- Date: Thursday, November 26, 2009 -- 4pm
- Location: Westerville, OH
- Kitchen: Karen and Dave's House
- Dining Companions: Matty, Karen H, Dave, Brad, Deniz, Pete, Danae, Kenny, Gail, Eddie, Evelyn, Sandy, Jinx, etc...
- Recipe Rating: A-
I made this pate as part of the hors d'oeuvres spread for Thanksgiving dinner. The Book warns that this recipe is "neither easy nor inexpensive" but I think it was worth the investment both of money and energy. (Actually, relative to a lot of things in The Book, this recipe wasn't really very expensive...) I would have made this recipe sooner -- mushrooms being one of my special gentleman's favorites -- but I didn't have a terrine. However, Alp sent us a wonderful terrine as a wedding gift (Thank You Alp!) so I had the equipment I needed for this dish! I started by buttering the terrine and lining it with parchment. I then soaked dried porcini mushrooms in boiling chicken stock. I drained, rinsed, and chopped the porcini, reserving the soaking liquid. I strained the soaking liquid through a coffee filter, then I boiled it to reduce it and added it to the chopped porcini. I cooked shallots and garlic in butter, then added some sherry and cooked them more. I put this mixture in a blender. Then I cooked sliced shitake and oyster mushrooms in more butter. I added some of the mushrooms to the blender, and the remaining mushrooms to the porcini mixture. I added heavy cream, toasted, ground almonds, and eggs to the blender and blended the mixture until very smooth. I added it to the porcinis, then stirred in some chopped parsley, thyme, lemon juice. bread crumbs, salt, and pepper. I poured the mixture into the terrine, covered it with foil, and set the terrine in a larger pan. I filled the larger pan with boiling water to reach halfway up the terrine. I baked it for almost an hour, then I let it cool and refrigerated the pate, still in the terrine, overnight. Before serving it I made the topping. I cooked shitake mushrooms, oyster mushrooms, and almonds in butter and olive oil. I let the mixture cool then seasoned with parsley, salt, and pepper. I then let the pate come to room temperature, and I carefully inverted it onto a platter to unmold it. I topped it with the topping and served it with some toasted baguette slices.

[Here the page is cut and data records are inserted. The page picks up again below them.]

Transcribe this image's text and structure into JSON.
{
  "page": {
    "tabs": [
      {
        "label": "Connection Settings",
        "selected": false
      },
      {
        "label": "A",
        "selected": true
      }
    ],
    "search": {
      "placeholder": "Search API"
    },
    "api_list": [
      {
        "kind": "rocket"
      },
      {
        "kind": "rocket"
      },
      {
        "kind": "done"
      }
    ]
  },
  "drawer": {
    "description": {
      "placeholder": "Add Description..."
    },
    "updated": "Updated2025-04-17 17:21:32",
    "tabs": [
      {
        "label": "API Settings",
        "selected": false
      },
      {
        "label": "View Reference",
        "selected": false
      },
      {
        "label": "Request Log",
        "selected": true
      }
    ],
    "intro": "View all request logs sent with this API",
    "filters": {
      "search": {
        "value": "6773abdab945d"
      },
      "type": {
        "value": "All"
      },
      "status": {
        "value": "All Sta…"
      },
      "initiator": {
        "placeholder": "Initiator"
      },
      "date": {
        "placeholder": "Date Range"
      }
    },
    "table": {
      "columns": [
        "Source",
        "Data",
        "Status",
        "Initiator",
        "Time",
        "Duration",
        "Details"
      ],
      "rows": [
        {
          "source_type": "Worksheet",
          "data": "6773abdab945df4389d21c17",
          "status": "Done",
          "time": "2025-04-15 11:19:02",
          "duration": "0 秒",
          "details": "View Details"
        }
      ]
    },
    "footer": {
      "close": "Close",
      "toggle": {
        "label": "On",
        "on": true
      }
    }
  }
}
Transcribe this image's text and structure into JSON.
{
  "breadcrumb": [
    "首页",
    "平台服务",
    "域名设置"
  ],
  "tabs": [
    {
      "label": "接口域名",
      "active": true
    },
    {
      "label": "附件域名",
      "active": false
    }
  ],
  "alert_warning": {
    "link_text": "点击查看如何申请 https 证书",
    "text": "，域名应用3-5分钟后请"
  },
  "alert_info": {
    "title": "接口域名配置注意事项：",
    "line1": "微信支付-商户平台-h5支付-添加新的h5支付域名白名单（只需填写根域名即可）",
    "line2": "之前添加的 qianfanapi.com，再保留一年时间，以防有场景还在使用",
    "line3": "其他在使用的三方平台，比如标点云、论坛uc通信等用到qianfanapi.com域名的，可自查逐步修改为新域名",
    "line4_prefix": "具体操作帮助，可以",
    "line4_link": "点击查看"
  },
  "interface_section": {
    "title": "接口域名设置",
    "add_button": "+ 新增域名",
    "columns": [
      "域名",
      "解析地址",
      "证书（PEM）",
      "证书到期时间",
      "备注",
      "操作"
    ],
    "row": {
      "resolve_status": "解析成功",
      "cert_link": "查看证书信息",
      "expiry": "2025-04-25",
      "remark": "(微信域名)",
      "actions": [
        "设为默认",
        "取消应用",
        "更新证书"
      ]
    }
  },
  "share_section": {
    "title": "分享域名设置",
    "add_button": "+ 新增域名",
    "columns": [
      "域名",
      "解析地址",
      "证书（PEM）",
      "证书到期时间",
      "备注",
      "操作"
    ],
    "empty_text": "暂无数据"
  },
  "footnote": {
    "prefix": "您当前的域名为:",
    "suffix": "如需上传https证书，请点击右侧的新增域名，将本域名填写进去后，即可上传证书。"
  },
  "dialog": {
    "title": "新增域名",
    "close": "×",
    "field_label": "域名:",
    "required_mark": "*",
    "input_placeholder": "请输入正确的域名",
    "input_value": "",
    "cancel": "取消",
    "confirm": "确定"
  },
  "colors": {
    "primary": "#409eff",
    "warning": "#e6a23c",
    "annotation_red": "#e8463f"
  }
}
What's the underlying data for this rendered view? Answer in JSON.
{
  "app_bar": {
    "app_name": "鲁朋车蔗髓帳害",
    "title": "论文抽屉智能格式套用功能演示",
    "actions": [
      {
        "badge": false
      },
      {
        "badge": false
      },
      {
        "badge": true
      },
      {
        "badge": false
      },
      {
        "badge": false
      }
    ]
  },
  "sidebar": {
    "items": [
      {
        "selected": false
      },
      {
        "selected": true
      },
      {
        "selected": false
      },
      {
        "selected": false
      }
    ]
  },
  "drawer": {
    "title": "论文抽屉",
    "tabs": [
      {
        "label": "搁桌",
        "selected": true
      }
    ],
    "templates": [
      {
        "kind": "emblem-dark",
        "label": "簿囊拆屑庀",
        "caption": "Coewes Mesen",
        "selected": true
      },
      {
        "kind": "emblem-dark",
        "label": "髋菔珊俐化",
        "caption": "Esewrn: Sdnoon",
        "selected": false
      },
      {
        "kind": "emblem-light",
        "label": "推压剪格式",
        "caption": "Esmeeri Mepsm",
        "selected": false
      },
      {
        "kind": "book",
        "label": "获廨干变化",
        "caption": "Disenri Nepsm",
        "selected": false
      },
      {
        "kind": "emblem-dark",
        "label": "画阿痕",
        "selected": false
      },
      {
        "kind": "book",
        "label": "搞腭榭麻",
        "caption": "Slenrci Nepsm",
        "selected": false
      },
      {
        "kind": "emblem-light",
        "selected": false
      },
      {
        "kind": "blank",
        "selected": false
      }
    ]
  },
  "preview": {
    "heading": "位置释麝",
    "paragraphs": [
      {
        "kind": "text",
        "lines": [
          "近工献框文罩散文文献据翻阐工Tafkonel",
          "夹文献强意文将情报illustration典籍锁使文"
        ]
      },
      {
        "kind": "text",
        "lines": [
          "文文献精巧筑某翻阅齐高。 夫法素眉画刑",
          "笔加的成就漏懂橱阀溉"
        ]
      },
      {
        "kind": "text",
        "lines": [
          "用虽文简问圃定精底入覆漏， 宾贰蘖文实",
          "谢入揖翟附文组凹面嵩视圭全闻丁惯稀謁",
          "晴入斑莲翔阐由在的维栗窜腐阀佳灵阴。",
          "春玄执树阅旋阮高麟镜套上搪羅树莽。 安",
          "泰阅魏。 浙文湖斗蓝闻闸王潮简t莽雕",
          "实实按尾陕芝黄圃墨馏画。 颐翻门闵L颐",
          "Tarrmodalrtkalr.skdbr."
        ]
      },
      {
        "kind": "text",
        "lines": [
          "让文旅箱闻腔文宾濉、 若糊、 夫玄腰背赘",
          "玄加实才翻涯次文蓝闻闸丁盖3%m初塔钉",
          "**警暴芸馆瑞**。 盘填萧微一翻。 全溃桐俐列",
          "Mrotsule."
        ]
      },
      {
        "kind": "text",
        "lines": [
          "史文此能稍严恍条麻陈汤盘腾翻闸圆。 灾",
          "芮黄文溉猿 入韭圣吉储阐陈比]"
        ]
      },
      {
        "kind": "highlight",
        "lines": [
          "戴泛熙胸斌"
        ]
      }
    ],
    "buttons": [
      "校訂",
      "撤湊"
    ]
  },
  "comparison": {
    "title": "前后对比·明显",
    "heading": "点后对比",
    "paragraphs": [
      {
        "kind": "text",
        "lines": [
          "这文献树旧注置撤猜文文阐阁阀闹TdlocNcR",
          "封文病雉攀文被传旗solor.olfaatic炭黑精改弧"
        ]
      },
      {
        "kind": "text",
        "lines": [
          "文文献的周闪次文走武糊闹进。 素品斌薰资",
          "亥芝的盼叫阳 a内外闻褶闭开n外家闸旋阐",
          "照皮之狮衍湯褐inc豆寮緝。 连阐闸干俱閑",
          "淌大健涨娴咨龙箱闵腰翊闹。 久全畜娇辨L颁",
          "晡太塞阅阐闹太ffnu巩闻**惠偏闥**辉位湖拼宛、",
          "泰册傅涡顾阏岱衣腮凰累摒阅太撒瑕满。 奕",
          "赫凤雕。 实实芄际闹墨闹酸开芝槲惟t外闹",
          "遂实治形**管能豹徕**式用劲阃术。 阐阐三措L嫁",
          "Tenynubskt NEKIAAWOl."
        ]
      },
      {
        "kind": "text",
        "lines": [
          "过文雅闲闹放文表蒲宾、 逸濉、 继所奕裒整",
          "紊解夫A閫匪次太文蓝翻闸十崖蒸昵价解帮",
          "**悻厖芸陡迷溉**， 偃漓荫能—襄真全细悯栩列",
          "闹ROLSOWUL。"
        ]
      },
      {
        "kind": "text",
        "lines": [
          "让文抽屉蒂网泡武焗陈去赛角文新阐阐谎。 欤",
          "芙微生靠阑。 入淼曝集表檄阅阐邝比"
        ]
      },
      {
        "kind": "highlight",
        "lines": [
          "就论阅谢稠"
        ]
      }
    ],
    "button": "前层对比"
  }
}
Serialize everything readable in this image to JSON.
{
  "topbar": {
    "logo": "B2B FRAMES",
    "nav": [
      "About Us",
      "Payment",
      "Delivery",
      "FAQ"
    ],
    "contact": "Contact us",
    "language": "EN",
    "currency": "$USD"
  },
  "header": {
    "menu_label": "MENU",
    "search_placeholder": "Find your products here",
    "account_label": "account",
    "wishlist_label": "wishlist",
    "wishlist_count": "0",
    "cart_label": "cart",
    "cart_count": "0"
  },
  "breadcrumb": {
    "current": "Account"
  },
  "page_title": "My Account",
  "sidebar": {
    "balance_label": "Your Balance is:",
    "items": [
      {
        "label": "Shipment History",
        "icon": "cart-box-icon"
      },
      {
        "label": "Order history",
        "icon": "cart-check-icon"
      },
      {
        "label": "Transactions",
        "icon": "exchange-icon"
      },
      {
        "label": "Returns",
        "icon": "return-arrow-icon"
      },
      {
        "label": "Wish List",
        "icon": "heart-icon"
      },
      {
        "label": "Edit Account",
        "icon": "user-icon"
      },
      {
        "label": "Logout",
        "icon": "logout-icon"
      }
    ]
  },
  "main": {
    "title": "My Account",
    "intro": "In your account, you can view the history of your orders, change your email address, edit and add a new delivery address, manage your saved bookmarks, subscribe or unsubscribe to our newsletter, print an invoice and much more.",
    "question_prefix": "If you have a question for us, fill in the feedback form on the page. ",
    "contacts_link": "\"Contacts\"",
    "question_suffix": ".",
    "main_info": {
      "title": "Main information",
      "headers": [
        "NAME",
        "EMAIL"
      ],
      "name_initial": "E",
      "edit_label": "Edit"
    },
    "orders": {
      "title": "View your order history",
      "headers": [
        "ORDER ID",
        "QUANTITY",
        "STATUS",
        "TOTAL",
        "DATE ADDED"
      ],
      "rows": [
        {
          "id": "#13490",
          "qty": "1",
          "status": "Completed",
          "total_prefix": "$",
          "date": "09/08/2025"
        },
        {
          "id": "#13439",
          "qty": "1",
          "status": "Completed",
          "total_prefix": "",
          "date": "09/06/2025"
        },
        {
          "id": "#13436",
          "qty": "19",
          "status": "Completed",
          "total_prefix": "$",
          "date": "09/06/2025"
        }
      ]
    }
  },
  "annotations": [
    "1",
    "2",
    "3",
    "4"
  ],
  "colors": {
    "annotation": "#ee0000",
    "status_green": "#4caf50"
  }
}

This pate was very tasty. It had a complex mushroom flavor, which was complemented nicely by the subtle notes of garlic and sherry. The topping was extremely delicious -- the almonds were a lovely complement to the mushrooms, both texturally and in terms of the flavors. I tried the pate both on the toasted baguette slices I made and on some store-bought crackers. It is definitely worth investing the time to toast your own crostini if you make this pate. It was delicious on the fresh toasts. My only complaint about this recipe was that I didn't find the texture of the pate to be completely perfect. The flavor was excellent, but the texture could have been a bit smoother. That said, many people enjoyed this (everyone except one of my special gentleman's cousins, who declared that it tasted like "cold meat loaf."). It makes a ton of pate, so it is a recipe most appropriate for a large gathering -- perfect for this holiday season!
The recipe is here.
And I am done! My students took their exam yesterday, my assistants and I graded them, and I computed the course grades. I have also answered at least 20 emails so far from students complaining about their grades. *sigh* They don't seem to understand that what is done is done. If they wanted a better grade, they needed to do better on the assignments and exams throughout the course! There is nothing I can do for them now... A friend of mine used to tell her students, "I will help you as much as you need up until you take the final exam, but once the final is over, my heart is closed to you." I always think of that at this time of the semester. It is exactly right -- I feel sorry for my students who have sad stories about why they need better grades, but it just doesn't matter. I can only give them the grades that they earned. I am told that many students learn from their high school experiences that begging, pleading, and/or crying is effective for getting their grades changed. It just doesn't work that way in my class.
Complaining emails aside, I am still feeling pretty good! The semester went relatively smoothly, most of my students did reasonably well, and now that I have submitted my course grades, the semester is over! Plus, mixed in with all the complaining emails I have also gotten a few nice emails from students who did better than they thought they were capable of, and are grateful. That's always nice!